Warning: This post contains very minor spoilers for Battlefield 1, and references/links to less-than-kid-friendly poetry.
I realized that I haven’t done an honest-to-goodness video game review on this blog. This is partially because I don’t have the hardware to play any big releases. (At least, not until March, thanks to Breath of the Wild.) A lot of them have been hopes, dreams, and opinions on upcoming games. The only exceptions I can think of are on Sister Location, (but that was more a follow-up to my first post on the franchise,) and Doom 2016 (but that was shared with One Punch Man).
So, let’s take a look at Battlefield 1. The game has been hyped up since it was announced earlier this year, and the hype hasn’t subsided yet. Instead of pushing the First-Person Shooter genre’s setting further into the future, it takes a step back to World War I, and it works quite well.
(I should note that I didn’t actually play this one; I watched a friend play it.)
The campaign mode opens with two statements in white against the black screen. The first: “The following is based on accounts of an actual war that actually happened a hundred years ago.” The second: “You are expected to die.”
Me: “Well! Okay, then! Good to know!”
Ergo, I went in expecting it to be something along the lines of Call of Duty: Modern Warfare’s level after your character gets nuked. Instead, I was surprised to find a tutorial that managed to capture the grittiness of World War I in a way that I can only compare to Wilfred Owen’s “Dulce Et Decorum Est.” (A poem about witnessing a gas attack.)
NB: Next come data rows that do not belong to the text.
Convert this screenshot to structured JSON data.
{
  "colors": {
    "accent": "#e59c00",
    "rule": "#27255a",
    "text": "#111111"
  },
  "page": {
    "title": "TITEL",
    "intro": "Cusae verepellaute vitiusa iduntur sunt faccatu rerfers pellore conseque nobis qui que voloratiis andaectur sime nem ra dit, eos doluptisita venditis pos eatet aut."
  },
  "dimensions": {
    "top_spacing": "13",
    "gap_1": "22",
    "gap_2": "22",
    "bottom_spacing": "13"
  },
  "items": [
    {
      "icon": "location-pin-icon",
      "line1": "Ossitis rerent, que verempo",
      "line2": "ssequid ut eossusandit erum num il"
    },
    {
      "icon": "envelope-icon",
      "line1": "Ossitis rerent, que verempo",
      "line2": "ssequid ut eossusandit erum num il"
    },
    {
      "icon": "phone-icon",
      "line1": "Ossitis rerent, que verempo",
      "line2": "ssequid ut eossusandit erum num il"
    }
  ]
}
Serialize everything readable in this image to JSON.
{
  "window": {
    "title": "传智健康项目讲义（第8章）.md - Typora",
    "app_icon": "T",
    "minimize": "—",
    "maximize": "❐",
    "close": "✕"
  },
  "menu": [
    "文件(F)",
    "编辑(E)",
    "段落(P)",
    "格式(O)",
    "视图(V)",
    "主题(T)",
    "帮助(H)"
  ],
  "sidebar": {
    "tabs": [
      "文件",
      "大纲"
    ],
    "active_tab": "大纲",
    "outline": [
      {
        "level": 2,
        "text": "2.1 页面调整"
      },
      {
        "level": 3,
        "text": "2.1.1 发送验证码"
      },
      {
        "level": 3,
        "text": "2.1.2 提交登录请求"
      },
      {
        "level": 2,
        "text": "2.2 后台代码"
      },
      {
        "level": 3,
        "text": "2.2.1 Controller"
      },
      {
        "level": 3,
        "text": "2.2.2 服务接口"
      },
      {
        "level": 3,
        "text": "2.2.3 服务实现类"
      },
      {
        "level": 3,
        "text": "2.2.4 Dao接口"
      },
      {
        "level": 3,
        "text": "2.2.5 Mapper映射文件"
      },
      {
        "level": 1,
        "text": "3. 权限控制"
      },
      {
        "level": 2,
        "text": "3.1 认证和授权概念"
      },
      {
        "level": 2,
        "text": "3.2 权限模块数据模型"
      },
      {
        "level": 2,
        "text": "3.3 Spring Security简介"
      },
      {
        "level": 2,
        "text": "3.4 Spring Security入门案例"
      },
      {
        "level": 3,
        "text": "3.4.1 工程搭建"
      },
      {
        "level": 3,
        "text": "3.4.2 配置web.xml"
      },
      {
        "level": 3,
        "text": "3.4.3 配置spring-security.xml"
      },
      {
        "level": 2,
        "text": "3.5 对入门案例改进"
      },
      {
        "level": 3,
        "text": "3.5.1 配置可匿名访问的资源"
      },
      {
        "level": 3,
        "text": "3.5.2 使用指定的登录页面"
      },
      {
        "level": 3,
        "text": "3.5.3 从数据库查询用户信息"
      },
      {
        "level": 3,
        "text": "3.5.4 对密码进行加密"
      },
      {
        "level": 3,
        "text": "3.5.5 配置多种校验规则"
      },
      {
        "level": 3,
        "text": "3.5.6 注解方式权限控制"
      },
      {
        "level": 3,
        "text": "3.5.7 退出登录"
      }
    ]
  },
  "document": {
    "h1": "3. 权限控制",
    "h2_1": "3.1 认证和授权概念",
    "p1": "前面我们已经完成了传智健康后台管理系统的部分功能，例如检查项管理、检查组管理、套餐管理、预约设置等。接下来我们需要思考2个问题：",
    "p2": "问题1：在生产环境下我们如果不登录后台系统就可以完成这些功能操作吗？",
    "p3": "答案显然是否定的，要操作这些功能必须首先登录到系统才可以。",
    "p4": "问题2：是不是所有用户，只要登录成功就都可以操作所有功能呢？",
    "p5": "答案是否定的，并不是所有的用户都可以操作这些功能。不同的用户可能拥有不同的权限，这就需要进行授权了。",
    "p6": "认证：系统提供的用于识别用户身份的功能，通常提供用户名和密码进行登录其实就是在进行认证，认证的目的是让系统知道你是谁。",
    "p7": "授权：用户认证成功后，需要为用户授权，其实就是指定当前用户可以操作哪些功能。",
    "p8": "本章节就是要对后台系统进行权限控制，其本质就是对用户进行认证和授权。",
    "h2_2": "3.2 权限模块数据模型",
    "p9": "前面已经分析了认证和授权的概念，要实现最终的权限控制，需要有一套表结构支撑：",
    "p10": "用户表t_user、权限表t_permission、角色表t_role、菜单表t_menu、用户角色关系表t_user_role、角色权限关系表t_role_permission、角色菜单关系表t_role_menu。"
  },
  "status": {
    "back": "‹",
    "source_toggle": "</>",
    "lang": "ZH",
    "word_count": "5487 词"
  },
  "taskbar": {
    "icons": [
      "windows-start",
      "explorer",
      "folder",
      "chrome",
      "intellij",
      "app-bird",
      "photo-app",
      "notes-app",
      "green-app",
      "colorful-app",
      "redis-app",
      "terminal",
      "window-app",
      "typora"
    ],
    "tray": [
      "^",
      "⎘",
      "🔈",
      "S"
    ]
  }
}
Having watched it further, though, what do I have to say about the game? Well, from the introduction, the game continues the theme of the player dying a lot in the form of the multiplayer, where you get shot by the guy with the BAR (Browning Automatic Rifle) until you finally unlock the BAR and shoot people who don’t have the BAR. That said, it blends new forms of telling old stories with old forms of video game design.
From a historical standing, the game is fairly solid. And by “fairly,” I mean the game lets the player casually use weapons that would have been in limited supply. For example: this version of WWI frequently drops blimps into combat. I have yet to check the historical accuracy of this, but they usually did what I expected them to do in a combat situation: go up in a massive ball of fire.
In closing, I will point this out: in the story mode at least, the game does a good job of depicting the horrors of WWI as they are recorded. (Again, I compare this to the works of Wilfred Owen, who died in the trenches as I recall.) But, in a way, the game does it without mocking the events or making them something to be mocked. Dare I say it, the game and what I have seen of it does its best to respect World War I. Except the pigeon mission.